- Next, add the flour and cook over heat for around one minute, again allowing the sauce to simmer but not boil.
- Gently, gradually whisk in the hot milk, whisking until thickened- at this point you’ll start to see the actual resemblance to white sauce!
- Finally, pop in the Dijon mustard and parmesan cheese, seasoning well with salt and pepper to your own, personal taste.
4. For the lasagne:
- Take a shallow, ovenproof dish that has the capacity of roughly 2.3 litres or 4 pints.
- Take one-third of the meat sauce and place this across the bottom of the dish, spreading evenly.
- Spoon one third of the white sauce on top, again, allowing the sauce to spread evenly on top of the Ragu.
- Above this, you’ll need to arrange one layer of lasagne sheets.
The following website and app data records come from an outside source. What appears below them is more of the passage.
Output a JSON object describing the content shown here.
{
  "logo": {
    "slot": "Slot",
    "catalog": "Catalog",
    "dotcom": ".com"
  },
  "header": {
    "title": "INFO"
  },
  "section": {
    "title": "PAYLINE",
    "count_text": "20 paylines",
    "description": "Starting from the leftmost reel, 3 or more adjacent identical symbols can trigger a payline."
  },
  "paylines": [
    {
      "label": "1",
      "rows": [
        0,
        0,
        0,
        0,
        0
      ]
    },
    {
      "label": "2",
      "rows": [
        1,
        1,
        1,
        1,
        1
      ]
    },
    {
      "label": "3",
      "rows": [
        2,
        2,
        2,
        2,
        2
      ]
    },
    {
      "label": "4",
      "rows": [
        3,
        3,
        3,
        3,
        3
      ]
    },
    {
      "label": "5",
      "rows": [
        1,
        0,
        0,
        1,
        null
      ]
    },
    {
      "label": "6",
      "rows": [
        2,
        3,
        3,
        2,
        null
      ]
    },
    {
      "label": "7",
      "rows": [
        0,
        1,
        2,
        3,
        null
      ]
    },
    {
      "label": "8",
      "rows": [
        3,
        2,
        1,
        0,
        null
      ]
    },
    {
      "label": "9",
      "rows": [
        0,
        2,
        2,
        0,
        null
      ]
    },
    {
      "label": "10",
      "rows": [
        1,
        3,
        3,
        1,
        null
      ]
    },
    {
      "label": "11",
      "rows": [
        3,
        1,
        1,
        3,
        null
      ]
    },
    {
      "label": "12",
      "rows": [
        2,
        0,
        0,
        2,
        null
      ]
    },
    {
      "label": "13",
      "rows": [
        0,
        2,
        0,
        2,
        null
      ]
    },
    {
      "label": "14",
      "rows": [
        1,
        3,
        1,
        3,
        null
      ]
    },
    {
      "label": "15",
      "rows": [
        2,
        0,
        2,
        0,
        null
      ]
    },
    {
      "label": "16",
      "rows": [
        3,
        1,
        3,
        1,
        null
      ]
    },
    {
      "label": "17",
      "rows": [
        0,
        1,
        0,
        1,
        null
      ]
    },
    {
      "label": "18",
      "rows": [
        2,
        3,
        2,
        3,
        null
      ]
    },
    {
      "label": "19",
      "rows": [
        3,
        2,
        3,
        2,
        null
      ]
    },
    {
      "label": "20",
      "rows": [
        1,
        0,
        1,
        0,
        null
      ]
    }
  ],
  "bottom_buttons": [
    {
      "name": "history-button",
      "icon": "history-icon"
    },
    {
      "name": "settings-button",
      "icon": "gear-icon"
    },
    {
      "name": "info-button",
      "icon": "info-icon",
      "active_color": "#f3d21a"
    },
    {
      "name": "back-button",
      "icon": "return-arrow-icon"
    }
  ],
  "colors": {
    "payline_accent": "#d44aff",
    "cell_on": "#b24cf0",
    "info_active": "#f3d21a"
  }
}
Using rectangular lasagne sheets will naturally suit this best, to avoid overlapping, however if your sheets are a little large, do break these up to match the correct size and shape of your dish.
- If you would like to add more salt and pepper, now is the time to season your layers.
- Pour another half of the remaining meat sauce on top and then half of the white sauce (working out as another third of the total Ragu and white sauce made).
- Put another layer of lasagne sheets on top of this
- Repeat the same layering with the remaining ingredients- placing the meat sauce, the white sauce and the lasagne sheets in this order
- On top of your final layer, sprinkle a good helping of cheddar cheese across your dish.
5. If you haven’t pre-softened your sheets, you’ll now need to leave your lasagne for six hours before cooking so that the pasta can start to soften.
6. Preheat the oven temperature to 400F/Gas 6 for the traditional method, without the soft sheets of lasagne.
7. Simply place the lasagne in the oven until golden brown on top and bubbling around the edges- which usually takes around 45 minutes. If you aren’t sure about the completion, give your recipe a gentle poke through various parts of the dish. If you come up with resistance, it is likely that your pasta sheets are still a little tough, so give your dish a few more minutes.